_Web page and app entries_:
########################################

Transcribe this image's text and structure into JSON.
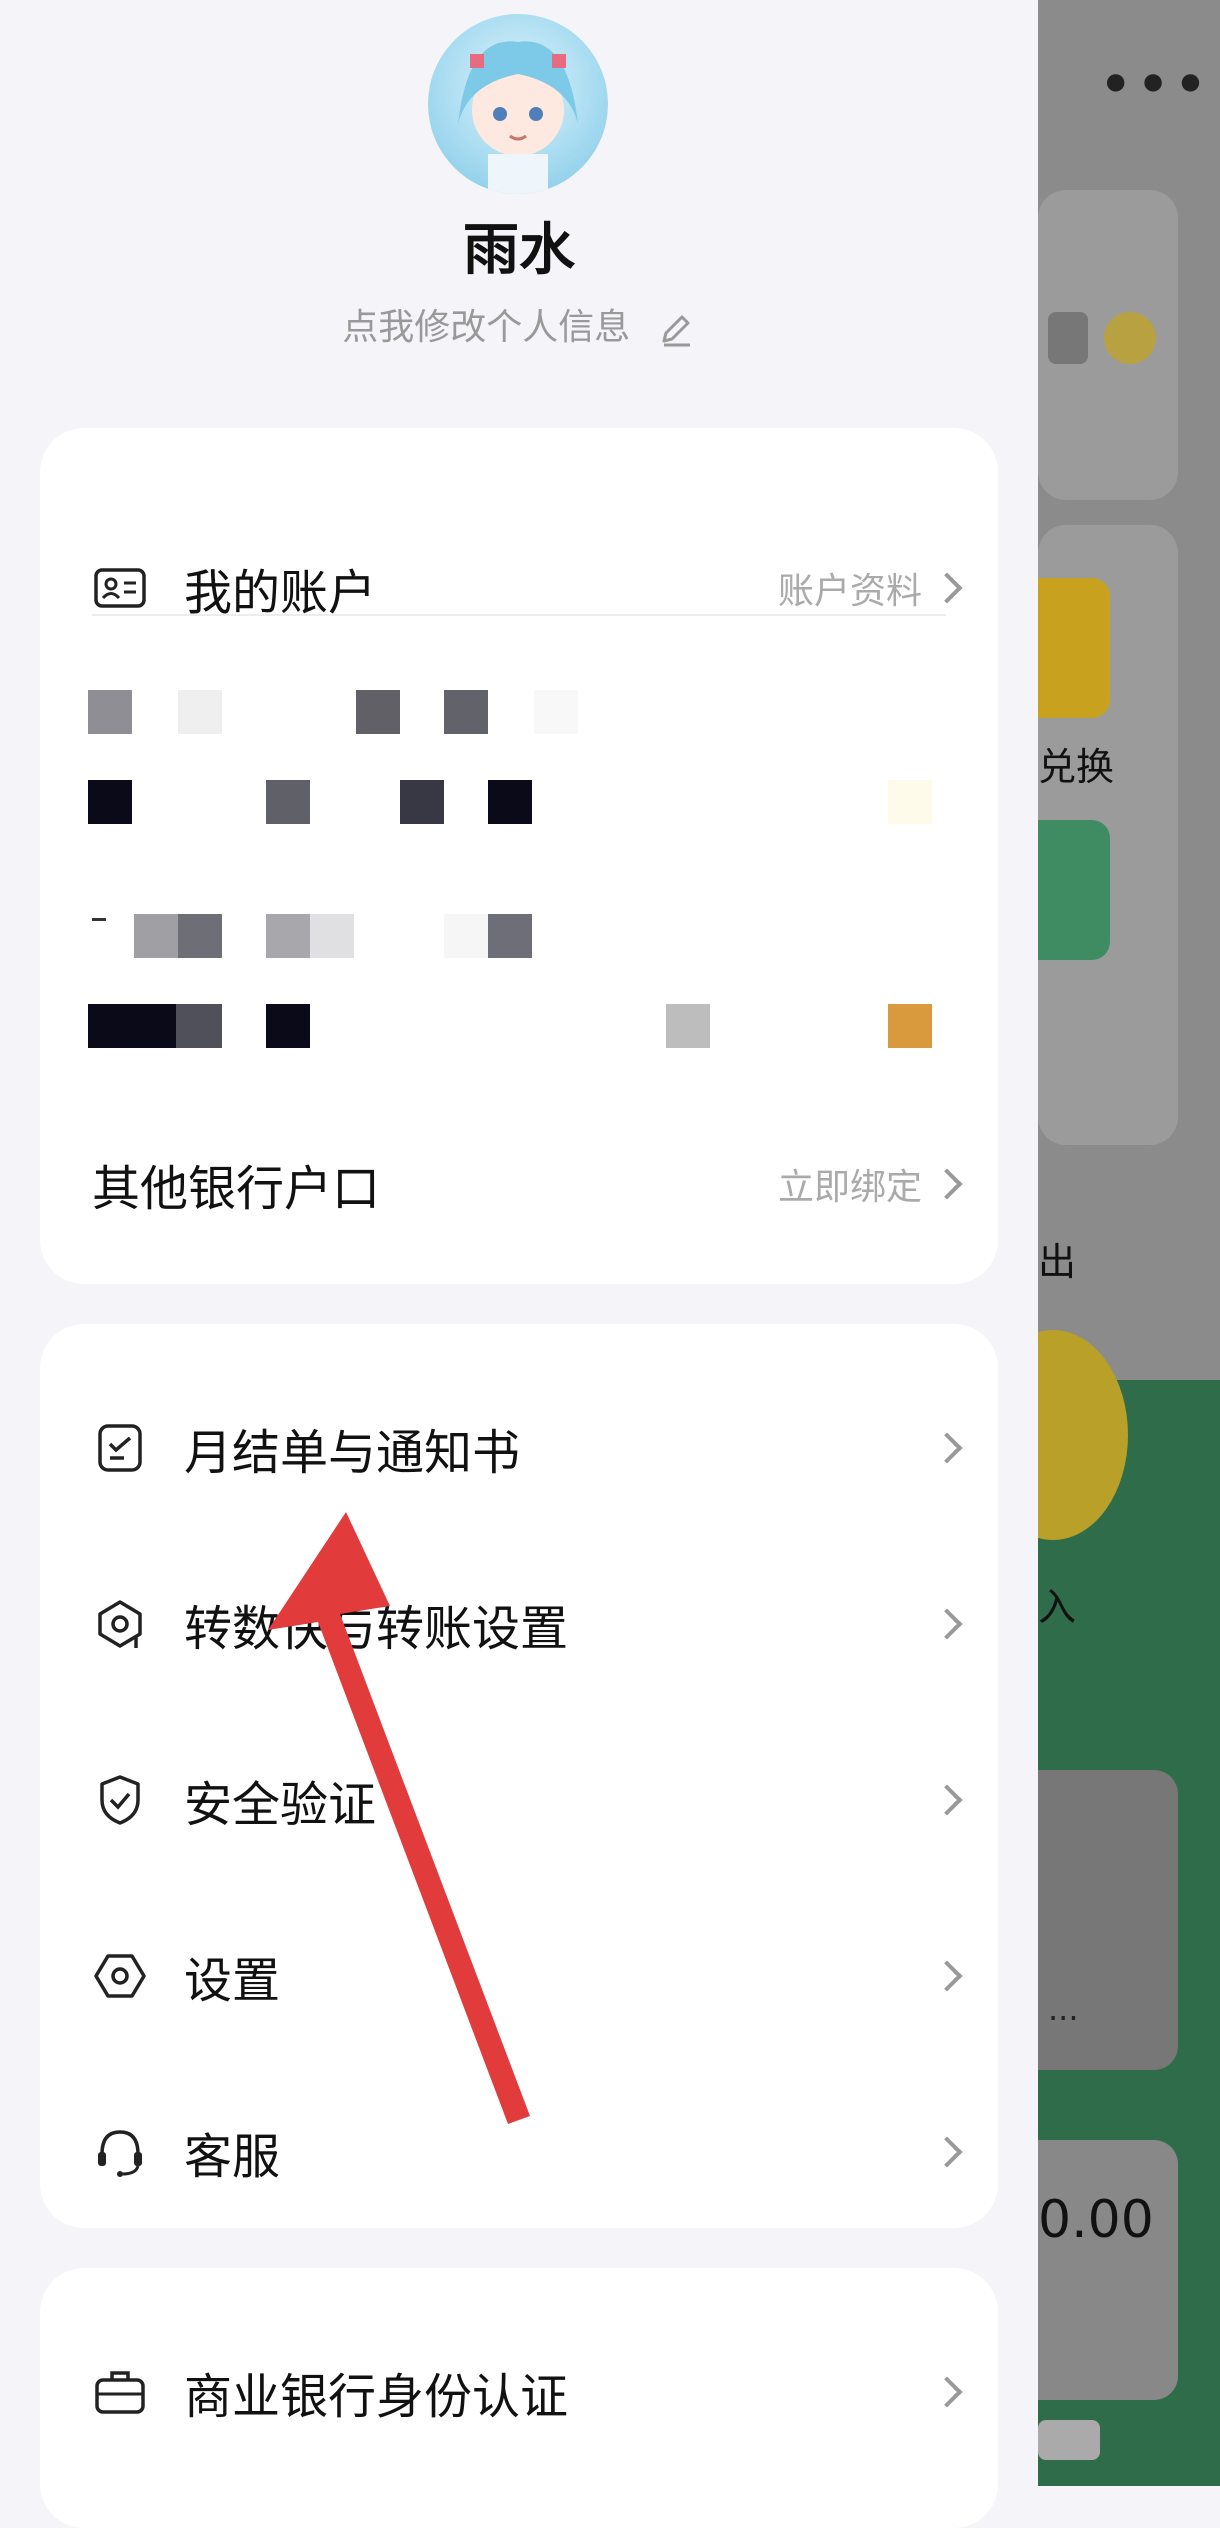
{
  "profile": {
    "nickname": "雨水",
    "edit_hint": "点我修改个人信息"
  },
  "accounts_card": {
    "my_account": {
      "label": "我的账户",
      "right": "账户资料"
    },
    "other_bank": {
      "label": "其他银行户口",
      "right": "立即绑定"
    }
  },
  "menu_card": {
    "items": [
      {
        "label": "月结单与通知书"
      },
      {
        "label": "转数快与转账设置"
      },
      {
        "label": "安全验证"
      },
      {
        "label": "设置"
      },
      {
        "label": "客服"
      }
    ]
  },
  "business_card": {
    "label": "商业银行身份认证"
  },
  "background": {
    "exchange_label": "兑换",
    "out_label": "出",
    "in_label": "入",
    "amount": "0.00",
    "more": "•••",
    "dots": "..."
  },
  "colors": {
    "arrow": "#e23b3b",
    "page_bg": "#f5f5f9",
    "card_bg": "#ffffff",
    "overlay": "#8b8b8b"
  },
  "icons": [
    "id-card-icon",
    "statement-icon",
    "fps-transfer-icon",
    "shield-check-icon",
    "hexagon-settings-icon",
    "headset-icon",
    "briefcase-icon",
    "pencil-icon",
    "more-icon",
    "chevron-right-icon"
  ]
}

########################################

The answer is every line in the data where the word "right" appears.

_WRITTEN REPLY_:
      "right": "账户资料"
      "right": "立即绑定"
    "chevron-right-icon"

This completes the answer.